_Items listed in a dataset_
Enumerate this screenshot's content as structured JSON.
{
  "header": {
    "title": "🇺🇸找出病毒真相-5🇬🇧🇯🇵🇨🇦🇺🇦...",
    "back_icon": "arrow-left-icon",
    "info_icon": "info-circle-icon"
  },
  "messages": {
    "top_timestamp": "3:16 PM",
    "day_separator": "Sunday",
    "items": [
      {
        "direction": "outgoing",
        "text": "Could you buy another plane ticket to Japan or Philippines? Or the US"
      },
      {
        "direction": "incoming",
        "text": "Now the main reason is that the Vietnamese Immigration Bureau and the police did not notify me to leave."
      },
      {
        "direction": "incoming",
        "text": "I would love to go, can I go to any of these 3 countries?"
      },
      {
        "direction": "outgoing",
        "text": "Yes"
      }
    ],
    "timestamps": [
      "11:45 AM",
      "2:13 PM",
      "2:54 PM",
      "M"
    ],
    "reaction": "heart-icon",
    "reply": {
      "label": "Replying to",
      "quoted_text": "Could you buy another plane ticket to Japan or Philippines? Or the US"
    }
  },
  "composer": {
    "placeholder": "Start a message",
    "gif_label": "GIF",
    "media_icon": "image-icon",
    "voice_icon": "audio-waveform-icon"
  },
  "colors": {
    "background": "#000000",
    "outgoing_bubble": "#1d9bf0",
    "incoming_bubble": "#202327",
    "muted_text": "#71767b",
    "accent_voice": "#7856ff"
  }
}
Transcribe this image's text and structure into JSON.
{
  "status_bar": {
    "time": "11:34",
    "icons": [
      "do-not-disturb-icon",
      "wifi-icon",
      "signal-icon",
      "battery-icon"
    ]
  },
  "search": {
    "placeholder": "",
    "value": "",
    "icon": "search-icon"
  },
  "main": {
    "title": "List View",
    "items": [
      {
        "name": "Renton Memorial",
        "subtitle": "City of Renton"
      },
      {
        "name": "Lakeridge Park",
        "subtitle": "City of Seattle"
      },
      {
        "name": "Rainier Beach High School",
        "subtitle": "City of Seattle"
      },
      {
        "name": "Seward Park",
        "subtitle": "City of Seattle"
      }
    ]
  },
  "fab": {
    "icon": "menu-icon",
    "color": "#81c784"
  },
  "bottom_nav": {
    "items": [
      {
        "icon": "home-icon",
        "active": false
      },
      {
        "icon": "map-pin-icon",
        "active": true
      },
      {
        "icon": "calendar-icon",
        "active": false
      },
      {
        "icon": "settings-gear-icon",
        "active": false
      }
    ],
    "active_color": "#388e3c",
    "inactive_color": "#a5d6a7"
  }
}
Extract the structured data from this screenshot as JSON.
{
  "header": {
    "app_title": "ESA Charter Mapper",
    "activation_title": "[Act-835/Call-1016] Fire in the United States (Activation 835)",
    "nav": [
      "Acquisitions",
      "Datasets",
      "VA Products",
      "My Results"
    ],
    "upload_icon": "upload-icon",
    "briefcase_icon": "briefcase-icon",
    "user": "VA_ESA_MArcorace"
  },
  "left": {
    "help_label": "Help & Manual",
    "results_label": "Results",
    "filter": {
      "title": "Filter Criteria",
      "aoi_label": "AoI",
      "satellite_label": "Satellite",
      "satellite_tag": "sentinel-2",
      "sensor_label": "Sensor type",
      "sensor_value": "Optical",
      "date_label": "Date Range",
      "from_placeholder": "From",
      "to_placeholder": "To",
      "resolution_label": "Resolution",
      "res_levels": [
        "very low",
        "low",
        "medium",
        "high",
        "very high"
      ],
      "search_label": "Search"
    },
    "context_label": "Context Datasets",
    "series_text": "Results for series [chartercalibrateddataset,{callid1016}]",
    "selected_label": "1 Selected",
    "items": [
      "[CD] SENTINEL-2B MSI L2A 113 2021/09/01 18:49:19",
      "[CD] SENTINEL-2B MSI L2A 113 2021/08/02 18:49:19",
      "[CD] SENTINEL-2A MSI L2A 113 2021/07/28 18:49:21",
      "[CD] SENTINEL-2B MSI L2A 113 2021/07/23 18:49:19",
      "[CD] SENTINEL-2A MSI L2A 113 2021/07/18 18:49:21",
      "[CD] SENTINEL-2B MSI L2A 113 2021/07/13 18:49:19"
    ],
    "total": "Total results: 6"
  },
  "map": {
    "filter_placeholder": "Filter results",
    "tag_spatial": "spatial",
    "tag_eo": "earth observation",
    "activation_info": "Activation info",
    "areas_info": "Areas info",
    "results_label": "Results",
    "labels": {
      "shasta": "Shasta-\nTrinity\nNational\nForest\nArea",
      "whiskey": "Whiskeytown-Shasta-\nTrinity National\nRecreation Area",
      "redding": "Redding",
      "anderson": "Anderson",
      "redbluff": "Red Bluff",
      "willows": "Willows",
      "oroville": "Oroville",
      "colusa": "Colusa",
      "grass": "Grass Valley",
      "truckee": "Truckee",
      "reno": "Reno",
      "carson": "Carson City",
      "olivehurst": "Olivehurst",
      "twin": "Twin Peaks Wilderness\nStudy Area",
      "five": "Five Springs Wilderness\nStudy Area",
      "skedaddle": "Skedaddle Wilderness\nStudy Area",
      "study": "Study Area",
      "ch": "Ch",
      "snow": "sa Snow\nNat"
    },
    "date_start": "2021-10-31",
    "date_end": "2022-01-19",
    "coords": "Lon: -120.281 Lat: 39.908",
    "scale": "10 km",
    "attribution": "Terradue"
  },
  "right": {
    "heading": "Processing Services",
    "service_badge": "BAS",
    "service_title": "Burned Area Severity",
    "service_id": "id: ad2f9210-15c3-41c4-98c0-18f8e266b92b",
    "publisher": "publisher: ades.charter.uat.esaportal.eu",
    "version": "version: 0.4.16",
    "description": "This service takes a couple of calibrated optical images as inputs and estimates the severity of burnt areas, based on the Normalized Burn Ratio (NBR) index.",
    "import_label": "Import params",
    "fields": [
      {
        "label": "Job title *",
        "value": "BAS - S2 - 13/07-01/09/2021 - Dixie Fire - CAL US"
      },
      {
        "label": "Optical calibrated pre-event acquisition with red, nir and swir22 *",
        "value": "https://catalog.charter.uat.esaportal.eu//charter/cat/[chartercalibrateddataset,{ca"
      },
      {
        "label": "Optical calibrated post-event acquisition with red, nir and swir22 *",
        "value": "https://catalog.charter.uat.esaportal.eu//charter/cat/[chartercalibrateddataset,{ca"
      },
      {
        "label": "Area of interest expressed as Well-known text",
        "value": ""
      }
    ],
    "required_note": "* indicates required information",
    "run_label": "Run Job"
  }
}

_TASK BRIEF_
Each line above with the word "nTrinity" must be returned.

_OUTPUT FOR THIS EXERCISE_
      "shasta": "Shasta-\nTrinity\nNational\nForest\nArea",
      "whiskey": "Whiskeytown-Shasta-\nTrinity National\nRecreation Area",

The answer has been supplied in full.